=== Exercise aim ===
Search the records for lines that contain the word "JSON". Copy them all.

=== Materials provided ===
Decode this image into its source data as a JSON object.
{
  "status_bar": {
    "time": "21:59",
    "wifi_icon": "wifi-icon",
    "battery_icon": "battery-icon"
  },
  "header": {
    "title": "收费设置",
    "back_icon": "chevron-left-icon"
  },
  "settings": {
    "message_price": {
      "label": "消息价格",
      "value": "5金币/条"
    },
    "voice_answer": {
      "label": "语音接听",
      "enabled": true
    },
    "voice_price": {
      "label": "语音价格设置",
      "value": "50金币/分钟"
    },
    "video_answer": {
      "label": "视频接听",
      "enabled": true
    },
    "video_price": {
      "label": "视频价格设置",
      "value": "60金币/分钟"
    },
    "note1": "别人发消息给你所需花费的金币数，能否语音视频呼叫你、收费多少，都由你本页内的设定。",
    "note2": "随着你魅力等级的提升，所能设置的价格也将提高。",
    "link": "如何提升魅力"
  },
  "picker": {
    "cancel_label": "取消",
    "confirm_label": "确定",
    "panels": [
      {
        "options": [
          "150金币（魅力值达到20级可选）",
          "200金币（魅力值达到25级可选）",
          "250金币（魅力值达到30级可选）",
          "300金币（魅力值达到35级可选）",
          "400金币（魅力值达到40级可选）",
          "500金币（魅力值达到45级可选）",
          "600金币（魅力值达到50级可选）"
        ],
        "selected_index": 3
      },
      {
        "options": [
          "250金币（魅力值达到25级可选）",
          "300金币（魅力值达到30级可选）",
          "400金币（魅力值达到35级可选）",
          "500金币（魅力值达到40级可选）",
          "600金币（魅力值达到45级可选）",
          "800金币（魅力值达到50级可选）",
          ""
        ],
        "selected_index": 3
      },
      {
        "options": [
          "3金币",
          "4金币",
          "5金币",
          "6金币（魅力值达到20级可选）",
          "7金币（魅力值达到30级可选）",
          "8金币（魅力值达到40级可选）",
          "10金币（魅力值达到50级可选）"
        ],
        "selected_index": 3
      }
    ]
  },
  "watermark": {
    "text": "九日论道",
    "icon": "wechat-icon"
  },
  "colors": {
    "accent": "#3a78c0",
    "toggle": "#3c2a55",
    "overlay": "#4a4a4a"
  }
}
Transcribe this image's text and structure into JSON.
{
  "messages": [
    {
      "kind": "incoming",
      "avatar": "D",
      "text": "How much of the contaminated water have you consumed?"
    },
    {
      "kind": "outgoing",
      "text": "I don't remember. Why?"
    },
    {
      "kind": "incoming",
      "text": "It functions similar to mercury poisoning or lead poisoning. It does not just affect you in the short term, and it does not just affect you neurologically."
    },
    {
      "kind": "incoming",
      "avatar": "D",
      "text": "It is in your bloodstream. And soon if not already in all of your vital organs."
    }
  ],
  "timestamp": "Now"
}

=== Task output ===
Decode this image into its source data as a JSON object.
Transcribe this image's text and structure into JSON.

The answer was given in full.